  3. Form 5183: OIC Schedule 2A {Individuals} Collection Information Statement for an Offer in Compromise Based on Doubt as to Collectibility

The above tax collectability forms are available at: 

If an entity is eligible to submit an Offer in Compromise due to Doubt as to Liability, the following documents need to be prepared and submitted:

  1. Form 5498: Offer in Compromise Checklist Doubt as to Liability
  2. Form 5181: Michigan Offer in Compromise
  3. Form 5185: OIC Schedule 3 Offer in Compromise Based on Doubt as to Liability 

View OIC Doubt as to Liability forms 

If an entity is eligible to submit an Offer in Compromise due to Doubt as to Collectibility, the following documents are essential:

  1. Form 5500: Offer in Compromise Checklist Doubt as to Collectibility – Business
  2. Form 5181: Michigan Offer in Compromise
  3. Form 5184: OIC Schedule 2B {Business} Collection Information Statement for an Offer in Compromise Based on Doubt as to Collectibility

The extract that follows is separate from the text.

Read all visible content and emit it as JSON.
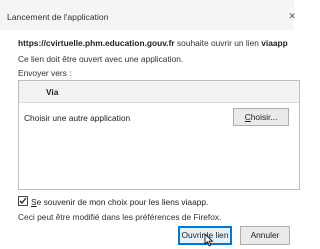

The OIC forms above are available at:

Eligible Offers:

Tax debt collection action, including telephone calls, garnishment and levies, and tax due notices will stop once your submission becomes pending and throughout the review process. Note that penalty and interest will still accrue while your submission is pending. 

Your submission becomes pending when the Treasury receives the required Form, along with required schedules and documentation, and the required initial payment of $100 or 20% of the offer, whichever is higher. The Michigan Treasury will notify you in writing when your submission is received.

Please visit www.michigan.gov/oic to review the exact Guidelines for the Offer in Compromise Program and for more information on the eligibility requirements.

A Michigan tax lien will remain until the Michigan Treasury completes the review of your offer in compromise.  If your offer is rejected, the tax lien will not be released until the tax debt is paid in full. If your offer is accepted, the tax lien will not be released until the compromised amount is paid in full.